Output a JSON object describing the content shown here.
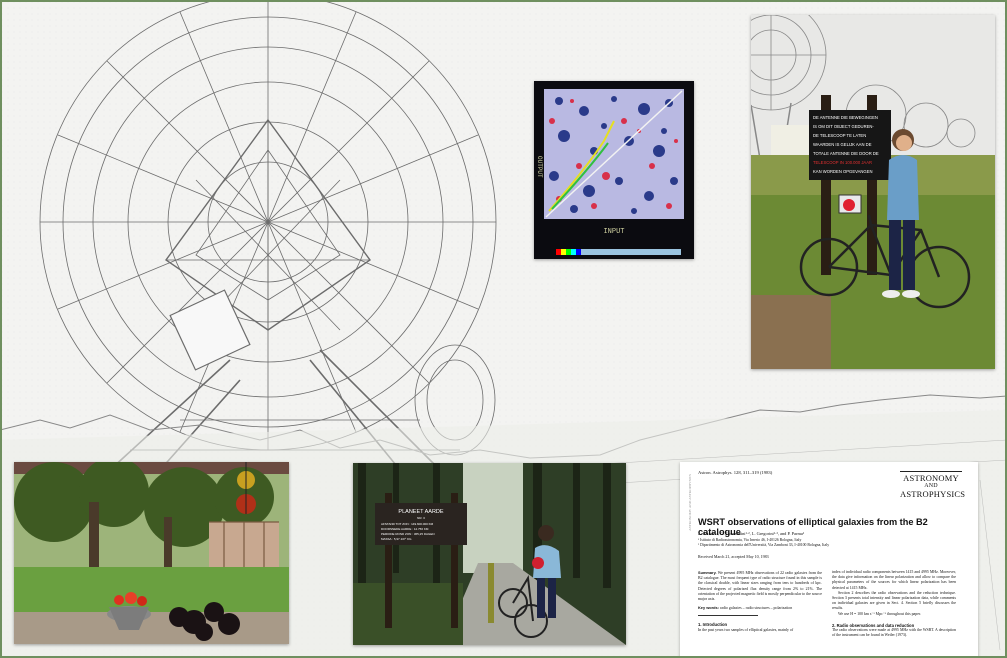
{
  "sign_1": {
    "lines": [
      "DE ANTENNE DIE BEWEGINGEN",
      "IS OM DIT OBJECT GEDUREN-",
      "DE TELESCOOP TE LATEN",
      "WAARDEN IS GELIJK AAN DE",
      "TOTALE ANTENNE DIE DOOR DE",
      "TELESCOOP IN 100.000 JAAR",
      "KAN WORDEN OPGEVANGEN"
    ]
  },
  "sign_2": {
    "title": "PLANEET AARDE",
    "lines": [
      "NR. 3",
      "AFSTAND TOT ZON : 149.600.000 KM",
      "DOORSNEDE AARDE : 12.756 KM",
      "PERIODE ROND ZON : 365,25 DAGEN",
      "MASSA : 5,97·10²⁴ KG"
    ]
  },
  "monitor": {
    "axis_x": "INPUT",
    "axis_y": "OUTPUT"
  },
  "paper": {
    "citation": "Astron. Astrophys. 128, 311–319 (1983)",
    "journal": [
      "ASTRONOMY",
      "AND",
      "ASTROPHYSICS"
    ],
    "side_stamp": "ASTRONOMY AND ASTROPHYSICS",
    "title": "WSRT observations of elliptical galaxies from the B2 catalogue",
    "authors": "L. Parma¹·², G. Giovannini¹·², L. Gregorini¹·², and P. Parma¹",
    "affiliations": [
      "¹ Istituto di Radioastronomia, Via Irnerio 46, I-40126 Bologna, Italy",
      "² Dipartimento di Astronomia dell'Università, Via Zamboni 33, I-40100 Bologna, Italy"
    ],
    "received": "Received March 21, accepted May 10, 1983",
    "summary_label": "Summary.",
    "summary": "We present 4995 MHz observations of 22 radio galaxies from the B2 catalogue. The most frequent type of radio structure found in this sample is the classical double, with linear sizes ranging from tens to hundreds of kpc. Detected degrees of polarized flux density range from 2% to 21%. The orientation of the projected magnetic field is mostly perpendicular to the source major axis.",
    "keywords_label": "Key words:",
    "keywords": "radio galaxies – radio structures – polarization",
    "section_1": "1. Introduction",
    "section_1_text": "In the past years two samples of elliptical galaxies, mainly of",
    "right_text": "index of individual radio components between 1415 and 4995 MHz. Moreover, the data give information on the linear polarization and allow to compare the physical parameters of the sources for which linear polarization has been detected at 1415 MHz.",
    "right_text_2": "Section 2 describes the radio observations and the reduction technique. Section 3 presents total intensity and linear polarization data, while comments on individual galaxies are given in Sect. 4. Section 5 briefly discusses the results.",
    "right_text_3": "We use H = 100 km s⁻¹ Mpc⁻¹ throughout this paper.",
    "section_2": "2. Radio observations and data reduction",
    "section_2_text": "The radio observations were made at 4995 MHz with the WSRT. A description of the instrument can be found in Weiler (1973)."
  },
  "colors": {
    "frame": "#6f8f5f",
    "sign_text": "#ffffff",
    "sign_highlight": "#e23030",
    "monitor_bg": "#b8b8e0"
  }
}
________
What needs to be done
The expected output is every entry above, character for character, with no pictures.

Answer space
Output a JSON object describing the content shown here.
{
  "sign_1": {
    "lines": [
      "DE ANTENNE DIE BEWEGINGEN",
      "IS OM DIT OBJECT GEDUREN-",
      "DE TELESCOOP TE LATEN",
      "WAARDEN IS GELIJK AAN DE",
      "TOTALE ANTENNE DIE DOOR DE",
      "TELESCOOP IN 100.000 JAAR",
      "KAN WORDEN OPGEVANGEN"
    ]
  },
  "sign_2": {
    "title": "PLANEET AARDE",
    "lines": [
      "NR. 3",
      "AFSTAND TOT ZON : 149.600.000 KM",
      "DOORSNEDE AARDE : 12.756 KM",
      "PERIODE ROND ZON : 365,25 DAGEN",
      "MASSA : 5,97·10²⁴ KG"
    ]
  },
  "monitor": {
    "axis_x": "INPUT",
    "axis_y": "OUTPUT"
  },
  "paper": {
    "citation": "Astron. Astrophys. 128, 311–319 (1983)",
    "journal": [
      "ASTRONOMY",
      "AND",
      "ASTROPHYSICS"
    ],
    "side_stamp": "ASTRONOMY AND ASTROPHYSICS",
    "title": "WSRT observations of elliptical galaxies from the B2 catalogue",
    "authors": "L. Parma¹·², G. Giovannini¹·², L. Gregorini¹·², and P. Parma¹",
    "affiliations": [
      "¹ Istituto di Radioastronomia, Via Irnerio 46, I-40126 Bologna, Italy",
      "² Dipartimento di Astronomia dell'Università, Via Zamboni 33, I-40100 Bologna, Italy"
    ],
    "received": "Received March 21, accepted May 10, 1983",
    "summary_label": "Summary.",
    "summary": "We present 4995 MHz observations of 22 radio galaxies from the B2 catalogue. The most frequent type of radio structure found in this sample is the classical double, with linear sizes ranging from tens to hundreds of kpc. Detected degrees of polarized flux density range from 2% to 21%. The orientation of the projected magnetic field is mostly perpendicular to the source major axis.",
    "keywords_label": "Key words:",
    "keywords": "radio galaxies – radio structures – polarization",
    "section_1": "1. Introduction",
    "section_1_text": "In the past years two samples of elliptical galaxies, mainly of",
    "right_text": "index of individual radio components between 1415 and 4995 MHz. Moreover, the data give information on the linear polarization and allow to compare the physical parameters of the sources for which linear polarization has been detected at 1415 MHz.",
    "right_text_2": "Section 2 describes the radio observations and the reduction technique. Section 3 presents total intensity and linear polarization data, while comments on individual galaxies are given in Sect. 4. Section 5 briefly discusses the results.",
    "right_text_3": "We use H = 100 km s⁻¹ Mpc⁻¹ throughout this paper.",
    "section_2": "2. Radio observations and data reduction",
    "section_2_text": "The radio observations were made at 4995 MHz with the WSRT. A description of the instrument can be found in Weiler (1973)."
  },
  "colors": {
    "frame": "#6f8f5f",
    "sign_text": "#ffffff",
    "sign_highlight": "#e23030",
    "monitor_bg": "#b8b8e0"
  }
}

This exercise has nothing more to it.